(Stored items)
====

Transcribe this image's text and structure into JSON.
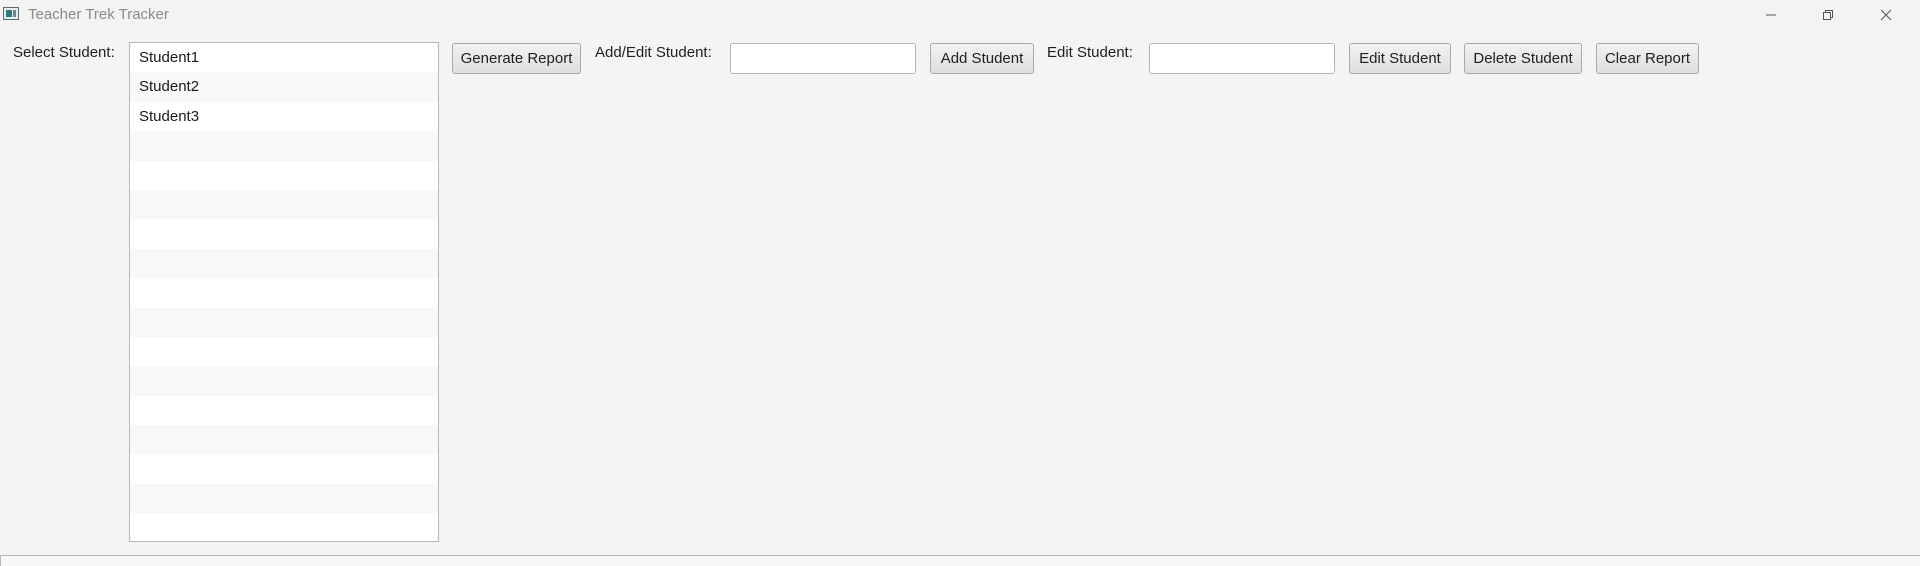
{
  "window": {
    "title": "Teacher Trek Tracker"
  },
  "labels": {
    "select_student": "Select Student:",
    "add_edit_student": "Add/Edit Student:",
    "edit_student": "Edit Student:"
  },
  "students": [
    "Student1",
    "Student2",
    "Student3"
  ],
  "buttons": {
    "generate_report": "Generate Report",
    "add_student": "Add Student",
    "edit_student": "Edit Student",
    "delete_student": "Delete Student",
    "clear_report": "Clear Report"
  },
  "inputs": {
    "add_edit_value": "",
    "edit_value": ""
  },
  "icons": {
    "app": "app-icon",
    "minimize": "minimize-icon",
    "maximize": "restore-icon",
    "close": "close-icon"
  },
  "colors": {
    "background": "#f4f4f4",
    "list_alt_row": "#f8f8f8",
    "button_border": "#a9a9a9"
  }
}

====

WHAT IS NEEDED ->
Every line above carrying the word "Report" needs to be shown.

ANSWER TO THIS EXERCISE ->
    "generate_report": "Generate Report",
    "clear_report": "Clear Report"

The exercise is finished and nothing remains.